First up, a representative of a branch of CUPE civic workers with serious questions about transparency. The budget proposal has been drawn up absent public scrutiny and, according to CUPE, contains confidential documents about cuts to staff and services that won’t be released until after the budget has been passed by council in April. For CUPE, this is not participation. It is rear-guard reaction to a done deal.

It’s hard to argue with this point as the afternoon unfolds. What kind of impact will a string of 5 minute presentations before the 7 members of the budget committee and a smattering of other councilors have on the final budget? A cynic might call it little more than an exercise in political theatre. Yet compared to the federal budget coming down at us this week that’s been drawn up in the darkness of a prorogued parliament, these public deputations represent the height of inclusive and participatory democracy.

The comparison is even more apt given what we witnessed during the course of our stay in the chamber’s peanut gallery. Our impression of the proceedings was one of a city council desperately trying to hold together the fraying fabric of the social safety net shredded to pieces by big ticket decisions made at Queen’s Park and in Ottawa. It was no longer a question of attempting to save everyone at risk from falling through the cracks but simply minimizing the number who do.

Child care advocates were out in full force, alarmed by the budget committee’s proposal to end council’s coverage of the rent for child care spaces in Toronto District School Board properties. This would be catastrophic for many low income households, we are told, while also deepening the city’s budget crisis as it would send parents back out of the workforce and onto social welfare rolls. Budget chief Shelley Carroll and councilor Janet Davis tried explaining that their computations were such that only full pay parents would be forced to pay more for their childcare and only then some $2+ per child per day.

Oddly enough (or maybe not) the male councilors present kept silent, asking no questions nor offering any answers on the childcare matter. Or maybe they were still a little gun shy about over-stepping decorum with the budget chief’s instructions still fresh in their minds because they were none too interactive with the other deputations either. Youth at risk programs. Social housing and homelessness. Children’s Aid. Marginalized communities and groups all facing even more dire straits with the inevitable belt tightening that’s in the offing with the proposed budget.

It was unfortunate that we didn’t catch sight of either George Smitherman or Rocco Rossi present while we were there. (Although we will give a shout out to Sonny Yeung, All Fired Up in the Big Smoke’s first Meet A Mayoral Candidate profile, who was dutifully in attendance.) It might’ve been instructive for Mssrs. Smitherman and Rossi to hear firsthand the possible results of their fervent dedication in finding “efficiencies” at City Hall. But this afternoon, clearly, council chamber was not filled with their crowd.

Those folks were out at Monday night’s meeting. Overburdened taxpayers, business owners and radio show host John Tory (doing his schtick from the City Hall rotunda) listeners gave their own deputations, imploring the city to reign in out of control spending or else face capital flight and economic collapse. This was the too much group. Too much was being asked of them to keep the city running. Tuesday afternoon was the too little group. The city was providing too little for them to survive.

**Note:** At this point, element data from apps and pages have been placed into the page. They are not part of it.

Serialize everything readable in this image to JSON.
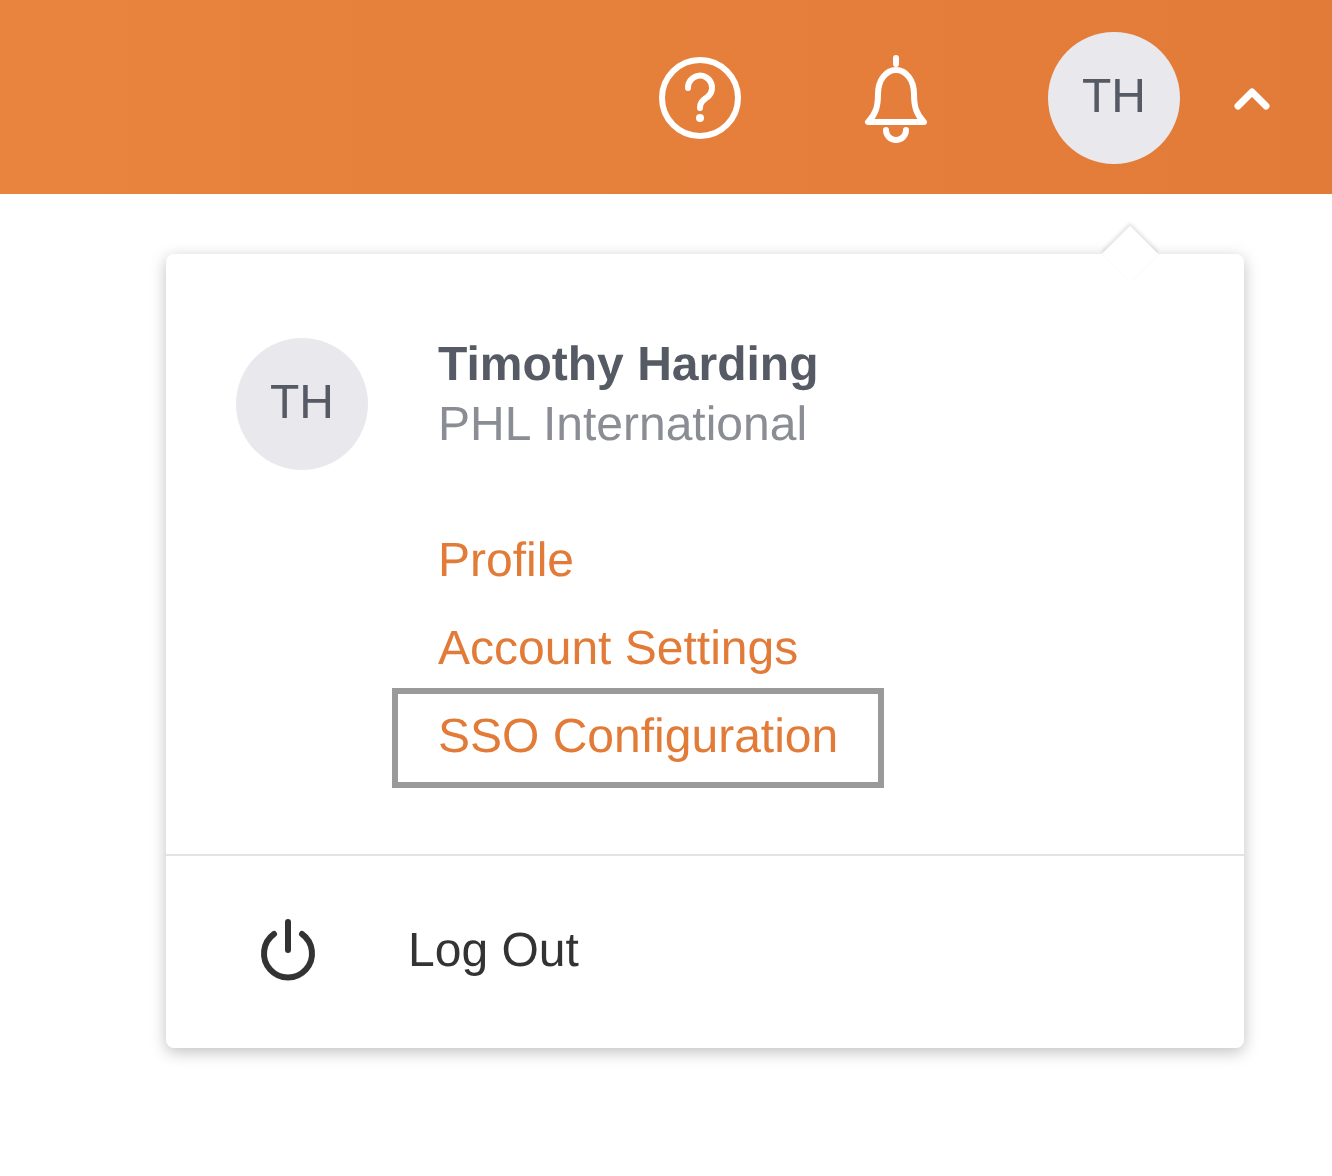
{
  "header": {
    "avatar_initials": "TH",
    "menu_open": true
  },
  "user_menu": {
    "avatar_initials": "TH",
    "name": "Timothy Harding",
    "organization": "PHL International",
    "links": [
      {
        "label": "Profile",
        "focused": false
      },
      {
        "label": "Account Settings",
        "focused": false
      },
      {
        "label": "SSO Configuration",
        "focused": true
      }
    ],
    "logout": "Log Out"
  }
}
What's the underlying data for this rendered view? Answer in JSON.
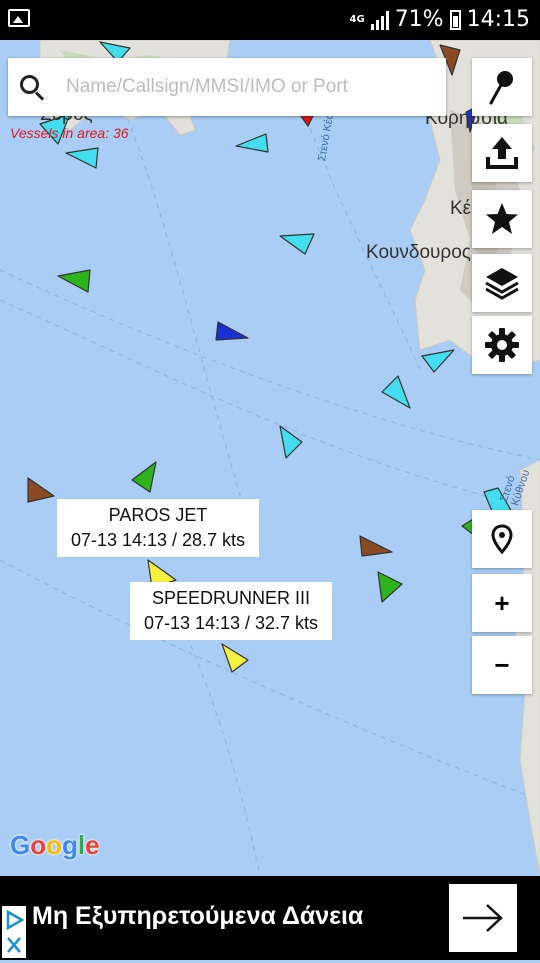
{
  "status_bar": {
    "network": "4G",
    "battery": "71%",
    "time": "14:15"
  },
  "search": {
    "placeholder": "Name/Callsign/MMSI/IMO or Port"
  },
  "vessels_in_area": "Vessels in area: 36",
  "map": {
    "places": [
      "Σύρος",
      "Κορησσία",
      "Κέα",
      "Κουνδουρος"
    ],
    "straits": [
      "Στενό Κέας",
      "Στενό Κύθνου"
    ],
    "colors": {
      "sea": "#a9cdf4",
      "land": "#e3e1dc",
      "cargo_green": "#2db31c",
      "passenger_cyan": "#44dded",
      "highspeed_yellow": "#f4f240",
      "tanker_brown": "#8a4a22",
      "tug_blue": "#1a2fd6",
      "special_red": "#e21414"
    }
  },
  "labels": [
    {
      "name": "PAROS JET",
      "info": "07-13 14:13 / 28.7 kts"
    },
    {
      "name": "SPEEDRUNNER III",
      "info": "07-13 14:13 / 32.7 kts"
    }
  ],
  "toolbar_icons": [
    "pin-icon",
    "share-upload-icon",
    "star-icon",
    "layers-icon",
    "gear-icon"
  ],
  "map_controls": {
    "location_icon": "location-pin-icon",
    "zoom_in": "+",
    "zoom_out": "−"
  },
  "google_logo": "Google",
  "ad": {
    "title": "Μη Εξυπηρετούμενα Δάνεια"
  }
}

This is the balancing act city council’s now attempting to pull off. Appeasing the solid middle and upper classes may lay waste to the growing number of have-nots we share the city with. Caving into the special interests of the less fortunate will send home owners and businesses heading to the hills of more tax friendly jurisdictions. Depending on what tipping point you think we’re poised upon (and every year come budget time, we seem poised on a tipping point) will determine the deputation you want to deliver even if it’s all just for show.

deputationally submitted by Cityslikr